Breaking bud: the effect of direct chemical modifications of phytocannabinoids on their bioavailability, physiological effects, and therapeutic potential.

12 January 2023, Version 1
This content is a preprint and has not undergone peer review at the time of posting.


Tetrahydrocannabinol (THC) and cannabidiol (CBD) are the two ”major cannabinoids”. However, their incorporation into clinical and nutraceutical preparations is challenging, owing to their limited bioavailability, low water solubility, and variable pharmacokinetic profiles. Understanding the organic chemistry of the major cannabinoids provides us with potential avenues to overcome these issues through derivatization. The resulting labile pro-drugs offer ready cannabinoid release in vivo, have augmented bioavailability, or demonstrate interesting pharmacological properties in their own right. This review identifies, tabulates, and discusses a subset of these advanced derivatization strategies for the major cannabinoids, where the starting material is the pure phytocannabinoid itself, and the final product either a cannabinoid pro-drug, or a novel pharmacoactive material.


structure-activity relationship

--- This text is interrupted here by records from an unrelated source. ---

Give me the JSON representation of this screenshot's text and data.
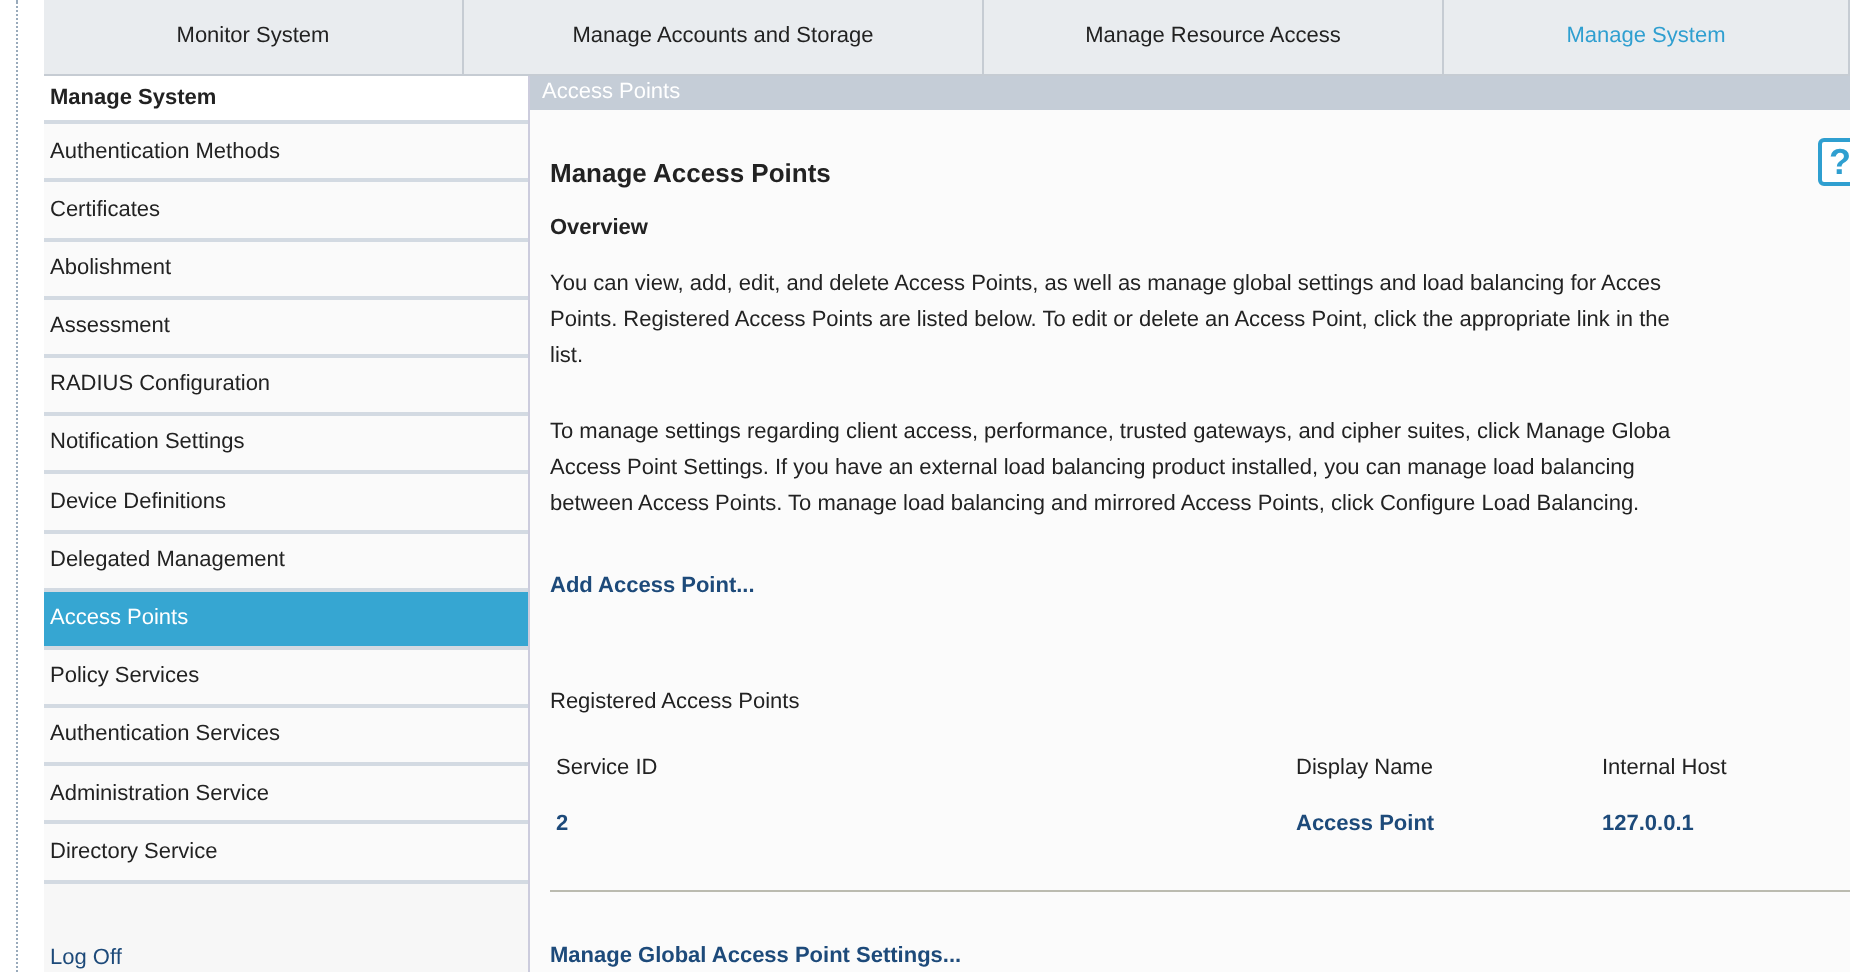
{
  "tabs": [
    {
      "label": "Monitor System",
      "selected": false
    },
    {
      "label": "Manage Accounts and Storage",
      "selected": false
    },
    {
      "label": "Manage Resource Access",
      "selected": false
    },
    {
      "label": "Manage System",
      "selected": true
    }
  ],
  "sidebar": {
    "title": "Manage System",
    "items": [
      {
        "label": "Authentication Methods",
        "selected": false
      },
      {
        "label": "Certificates",
        "selected": false
      },
      {
        "label": "Abolishment",
        "selected": false
      },
      {
        "label": "Assessment",
        "selected": false
      },
      {
        "label": "RADIUS Configuration",
        "selected": false
      },
      {
        "label": "Notification Settings",
        "selected": false
      },
      {
        "label": "Device Definitions",
        "selected": false
      },
      {
        "label": "Delegated Management",
        "selected": false
      },
      {
        "label": "Access Points",
        "selected": true
      },
      {
        "label": "Policy Services",
        "selected": false
      },
      {
        "label": "Authentication Services",
        "selected": false
      },
      {
        "label": "Administration Service",
        "selected": false
      },
      {
        "label": "Directory Service",
        "selected": false
      }
    ],
    "log_off": "Log Off"
  },
  "content": {
    "breadcrumb": "Access Points",
    "title": "Manage Access Points",
    "help": "?",
    "overview_heading": "Overview",
    "paragraphs": [
      [
        "You can view, add, edit, and delete Access Points, as well as manage global settings and load balancing for Acces",
        "Points. Registered Access Points are listed below. To edit or delete an Access Point, click the appropriate link in the",
        "list."
      ],
      [
        "To manage settings regarding client access, performance, trusted gateways, and cipher suites, click Manage Globa",
        "Access Point Settings. If you have an external load balancing product installed, you can manage load balancing",
        "between Access Points. To manage load balancing and mirrored Access Points, click Configure Load Balancing."
      ]
    ],
    "add_link": "Add Access Point...",
    "table_heading": "Registered Access Points",
    "table": {
      "columns": [
        "Service ID",
        "Display Name",
        "Internal Host"
      ],
      "rows": [
        [
          "2",
          "Access Point",
          "127.0.0.1"
        ]
      ]
    },
    "global_link": "Manage Global Access Point Settings..."
  }
}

Comments are not moderated before they are posted, but they can be removed by the site moderators if they are found to be in contravention of our Commenting Policy [opens in a new tab] - please read this policy before you post. Comments should be used for scholarly discussion of the content in question. You can find more information about how to use the commenting feature here [opens in a new tab] .
This site is protected by reCAPTCHA and the Google Privacy Policy [opens in a new tab] and Terms of Service [opens in a new tab] apply.